>>>>

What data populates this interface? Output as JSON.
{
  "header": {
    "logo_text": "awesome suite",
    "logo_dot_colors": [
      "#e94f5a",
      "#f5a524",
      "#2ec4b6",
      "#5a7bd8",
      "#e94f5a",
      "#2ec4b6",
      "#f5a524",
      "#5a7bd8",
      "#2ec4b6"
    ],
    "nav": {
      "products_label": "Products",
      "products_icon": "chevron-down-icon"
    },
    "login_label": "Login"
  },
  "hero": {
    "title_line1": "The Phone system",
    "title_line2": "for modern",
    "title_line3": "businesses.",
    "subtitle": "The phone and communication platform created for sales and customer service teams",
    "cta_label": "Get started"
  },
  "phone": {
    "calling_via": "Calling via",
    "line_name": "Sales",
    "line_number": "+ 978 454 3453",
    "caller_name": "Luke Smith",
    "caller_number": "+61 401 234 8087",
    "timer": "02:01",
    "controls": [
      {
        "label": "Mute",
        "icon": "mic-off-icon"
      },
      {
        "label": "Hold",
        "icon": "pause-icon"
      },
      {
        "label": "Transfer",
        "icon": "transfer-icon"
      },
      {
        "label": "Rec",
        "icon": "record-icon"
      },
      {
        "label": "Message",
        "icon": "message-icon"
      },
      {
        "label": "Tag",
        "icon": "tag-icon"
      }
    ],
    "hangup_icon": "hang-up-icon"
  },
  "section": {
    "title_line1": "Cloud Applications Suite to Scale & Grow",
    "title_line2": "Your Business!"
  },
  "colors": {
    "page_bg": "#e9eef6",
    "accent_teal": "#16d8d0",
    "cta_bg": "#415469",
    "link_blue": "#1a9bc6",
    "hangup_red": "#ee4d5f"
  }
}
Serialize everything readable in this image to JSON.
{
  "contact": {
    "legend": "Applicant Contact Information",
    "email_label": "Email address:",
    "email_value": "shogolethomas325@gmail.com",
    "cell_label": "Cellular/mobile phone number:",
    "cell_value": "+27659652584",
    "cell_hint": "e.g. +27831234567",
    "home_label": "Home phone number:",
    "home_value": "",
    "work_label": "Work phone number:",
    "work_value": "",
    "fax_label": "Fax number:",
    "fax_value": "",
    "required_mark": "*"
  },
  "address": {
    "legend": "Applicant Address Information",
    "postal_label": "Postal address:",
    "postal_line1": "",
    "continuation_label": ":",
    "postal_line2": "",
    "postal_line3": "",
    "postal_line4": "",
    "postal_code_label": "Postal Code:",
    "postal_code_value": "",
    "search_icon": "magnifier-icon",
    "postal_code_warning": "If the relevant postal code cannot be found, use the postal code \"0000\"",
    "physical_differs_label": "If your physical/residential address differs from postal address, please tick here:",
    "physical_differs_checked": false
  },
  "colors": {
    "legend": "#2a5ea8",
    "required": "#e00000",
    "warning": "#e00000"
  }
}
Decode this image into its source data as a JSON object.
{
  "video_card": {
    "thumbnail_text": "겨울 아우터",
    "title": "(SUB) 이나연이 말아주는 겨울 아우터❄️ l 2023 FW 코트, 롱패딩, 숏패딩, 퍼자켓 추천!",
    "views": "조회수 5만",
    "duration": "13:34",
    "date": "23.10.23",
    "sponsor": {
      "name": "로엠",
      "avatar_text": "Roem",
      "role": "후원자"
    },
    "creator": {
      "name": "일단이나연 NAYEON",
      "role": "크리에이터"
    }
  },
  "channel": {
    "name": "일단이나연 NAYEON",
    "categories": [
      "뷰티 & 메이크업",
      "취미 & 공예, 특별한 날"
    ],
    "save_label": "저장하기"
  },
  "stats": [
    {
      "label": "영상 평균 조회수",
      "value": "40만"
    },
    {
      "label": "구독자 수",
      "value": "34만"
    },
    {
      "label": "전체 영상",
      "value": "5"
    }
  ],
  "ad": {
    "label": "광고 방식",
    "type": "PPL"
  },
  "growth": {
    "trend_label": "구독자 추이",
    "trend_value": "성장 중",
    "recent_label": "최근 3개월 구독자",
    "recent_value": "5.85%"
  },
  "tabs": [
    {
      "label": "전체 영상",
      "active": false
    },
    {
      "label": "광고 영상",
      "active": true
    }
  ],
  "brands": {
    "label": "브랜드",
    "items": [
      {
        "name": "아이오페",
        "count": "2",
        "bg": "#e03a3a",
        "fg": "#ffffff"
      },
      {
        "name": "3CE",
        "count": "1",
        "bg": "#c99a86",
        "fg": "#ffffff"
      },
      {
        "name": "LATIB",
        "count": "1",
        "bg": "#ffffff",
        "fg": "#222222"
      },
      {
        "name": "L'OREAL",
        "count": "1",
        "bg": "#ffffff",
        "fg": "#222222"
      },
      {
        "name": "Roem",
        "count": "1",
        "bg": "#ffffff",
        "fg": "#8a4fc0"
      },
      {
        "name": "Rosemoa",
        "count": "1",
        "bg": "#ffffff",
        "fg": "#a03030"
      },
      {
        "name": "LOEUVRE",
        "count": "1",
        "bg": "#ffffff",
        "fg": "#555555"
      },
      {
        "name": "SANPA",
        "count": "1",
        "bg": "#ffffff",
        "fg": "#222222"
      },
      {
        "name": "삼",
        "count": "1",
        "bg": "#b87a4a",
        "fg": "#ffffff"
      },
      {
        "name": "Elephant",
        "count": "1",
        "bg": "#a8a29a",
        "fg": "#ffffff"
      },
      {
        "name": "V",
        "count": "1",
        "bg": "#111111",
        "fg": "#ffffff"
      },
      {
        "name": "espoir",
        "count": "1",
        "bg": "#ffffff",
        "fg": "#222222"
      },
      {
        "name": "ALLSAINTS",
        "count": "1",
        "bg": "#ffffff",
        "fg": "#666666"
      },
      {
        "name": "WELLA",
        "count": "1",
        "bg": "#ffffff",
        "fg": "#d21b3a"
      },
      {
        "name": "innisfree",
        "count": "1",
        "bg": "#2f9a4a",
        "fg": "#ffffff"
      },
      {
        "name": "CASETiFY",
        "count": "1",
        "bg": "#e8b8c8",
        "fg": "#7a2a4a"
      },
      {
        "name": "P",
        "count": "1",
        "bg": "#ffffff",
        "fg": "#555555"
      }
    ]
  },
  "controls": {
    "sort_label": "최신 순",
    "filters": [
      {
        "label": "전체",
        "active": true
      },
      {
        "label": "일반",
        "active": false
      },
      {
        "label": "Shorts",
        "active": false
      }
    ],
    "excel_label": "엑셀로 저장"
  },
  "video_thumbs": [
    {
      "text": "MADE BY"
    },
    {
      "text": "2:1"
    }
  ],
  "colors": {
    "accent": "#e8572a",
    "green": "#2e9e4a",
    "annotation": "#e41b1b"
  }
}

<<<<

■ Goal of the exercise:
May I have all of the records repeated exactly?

■ Task output:
What data populates this interface? Output as JSON.
{
  "header": {
    "logo_text": "awesome suite",
    "logo_dot_colors": [
      "#e94f5a",
      "#f5a524",
      "#2ec4b6",
      "#5a7bd8",
      "#e94f5a",
      "#2ec4b6",
      "#f5a524",
      "#5a7bd8",
      "#2ec4b6"
    ],
    "nav": {
      "products_label": "Products",
      "products_icon": "chevron-down-icon"
    },
    "login_label": "Login"
  },
  "hero": {
    "title_line1": "The Phone system",
    "title_line2": "for modern",
    "title_line3": "businesses.",
    "subtitle": "The phone and communication platform created for sales and customer service teams",
    "cta_label": "Get started"
  },
  "phone": {
    "calling_via": "Calling via",
    "line_name": "Sales",
    "line_number": "+ 978 454 3453",
    "caller_name": "Luke Smith",
    "caller_number": "+61 401 234 8087",
    "timer": "02:01",
    "controls": [
      {
        "label": "Mute",
        "icon": "mic-off-icon"
      },
      {
        "label": "Hold",
        "icon": "pause-icon"
      },
      {
        "label": "Transfer",
        "icon": "transfer-icon"
      },
      {
        "label": "Rec",
        "icon": "record-icon"
      },
      {
        "label": "Message",
        "icon": "message-icon"
      },
      {
        "label": "Tag",
        "icon": "tag-icon"
      }
    ],
    "hangup_icon": "hang-up-icon"
  },
  "section": {
    "title_line1": "Cloud Applications Suite to Scale & Grow",
    "title_line2": "Your Business!"
  },
  "colors": {
    "page_bg": "#e9eef6",
    "accent_teal": "#16d8d0",
    "cta_bg": "#415469",
    "link_blue": "#1a9bc6",
    "hangup_red": "#ee4d5f"
  }
}
Serialize everything readable in this image to JSON.
{
  "contact": {
    "legend": "Applicant Contact Information",
    "email_label": "Email address:",
    "email_value": "shogolethomas325@gmail.com",
    "cell_label": "Cellular/mobile phone number:",
    "cell_value": "+27659652584",
    "cell_hint": "e.g. +27831234567",
    "home_label": "Home phone number:",
    "home_value": "",
    "work_label": "Work phone number:",
    "work_value": "",
    "fax_label": "Fax number:",
    "fax_value": "",
    "required_mark": "*"
  },
  "address": {
    "legend": "Applicant Address Information",
    "postal_label": "Postal address:",
    "postal_line1": "",
    "continuation_label": ":",
    "postal_line2": "",
    "postal_line3": "",
    "postal_line4": "",
    "postal_code_label": "Postal Code:",
    "postal_code_value": "",
    "search_icon": "magnifier-icon",
    "postal_code_warning": "If the relevant postal code cannot be found, use the postal code \"0000\"",
    "physical_differs_label": "If your physical/residential address differs from postal address, please tick here:",
    "physical_differs_checked": false
  },
  "colors": {
    "legend": "#2a5ea8",
    "required": "#e00000",
    "warning": "#e00000"
  }
}
Decode this image into its source data as a JSON object.
{
  "video_card": {
    "thumbnail_text": "겨울 아우터",
    "title": "(SUB) 이나연이 말아주는 겨울 아우터❄️ l 2023 FW 코트, 롱패딩, 숏패딩, 퍼자켓 추천!",
    "views": "조회수 5만",
    "duration": "13:34",
    "date": "23.10.23",
    "sponsor": {
      "name": "로엠",
      "avatar_text": "Roem",
      "role": "후원자"
    },
    "creator": {
      "name": "일단이나연 NAYEON",
      "role": "크리에이터"
    }
  },
  "channel": {
    "name": "일단이나연 NAYEON",
    "categories": [
      "뷰티 & 메이크업",
      "취미 & 공예, 특별한 날"
    ],
    "save_label": "저장하기"
  },
  "stats": [
    {
      "label": "영상 평균 조회수",
      "value": "40만"
    },
    {
      "label": "구독자 수",
      "value": "34만"
    },
    {
      "label": "전체 영상",
      "value": "5"
    }
  ],
  "ad": {
    "label": "광고 방식",
    "type": "PPL"
  },
  "growth": {
    "trend_label": "구독자 추이",
    "trend_value": "성장 중",
    "recent_label": "최근 3개월 구독자",
    "recent_value": "5.85%"
  },
  "tabs": [
    {
      "label": "전체 영상",
      "active": false
    },
    {
      "label": "광고 영상",
      "active": true
    }
  ],
  "brands": {
    "label": "브랜드",
    "items": [
      {
        "name": "아이오페",
        "count": "2",
        "bg": "#e03a3a",
        "fg": "#ffffff"
      },
      {
        "name": "3CE",
        "count": "1",
        "bg": "#c99a86",
        "fg": "#ffffff"
      },
      {
        "name": "LATIB",
        "count": "1",
        "bg": "#ffffff",
        "fg": "#222222"
      },
      {
        "name": "L'OREAL",
        "count": "1",
        "bg": "#ffffff",
        "fg": "#222222"
      },
      {
        "name": "Roem",
        "count": "1",
        "bg": "#ffffff",
        "fg": "#8a4fc0"
      },
      {
        "name": "Rosemoa",
        "count": "1",
        "bg": "#ffffff",
        "fg": "#a03030"
      },
      {
        "name": "LOEUVRE",
        "count": "1",
        "bg": "#ffffff",
        "fg": "#555555"
      },
      {
        "name": "SANPA",
        "count": "1",
        "bg": "#ffffff",
        "fg": "#222222"
      },
      {
        "name": "삼",
        "count": "1",
        "bg": "#b87a4a",
        "fg": "#ffffff"
      },
      {
        "name": "Elephant",
        "count": "1",
        "bg": "#a8a29a",
        "fg": "#ffffff"
      },
      {
        "name": "V",
        "count": "1",
        "bg": "#111111",
        "fg": "#ffffff"
      },
      {
        "name": "espoir",
        "count": "1",
        "bg": "#ffffff",
        "fg": "#222222"
      },
      {
        "name": "ALLSAINTS",
        "count": "1",
        "bg": "#ffffff",
        "fg": "#666666"
      },
      {
        "name": "WELLA",
        "count": "1",
        "bg": "#ffffff",
        "fg": "#d21b3a"
      },
      {
        "name": "innisfree",
        "count": "1",
        "bg": "#2f9a4a",
        "fg": "#ffffff"
      },
      {
        "name": "CASETiFY",
        "count": "1",
        "bg": "#e8b8c8",
        "fg": "#7a2a4a"
      },
      {
        "name": "P",
        "count": "1",
        "bg": "#ffffff",
        "fg": "#555555"
      }
    ]
  },
  "controls": {
    "sort_label": "최신 순",
    "filters": [
      {
        "label": "전체",
        "active": true
      },
      {
        "label": "일반",
        "active": false
      },
      {
        "label": "Shorts",
        "active": false
      }
    ],
    "excel_label": "엑셀로 저장"
  },
  "video_thumbs": [
    {
      "text": "MADE BY"
    },
    {
      "text": "2:1"
    }
  ],
  "colors": {
    "accent": "#e8572a",
    "green": "#2e9e4a",
    "annotation": "#e41b1b"
  }
}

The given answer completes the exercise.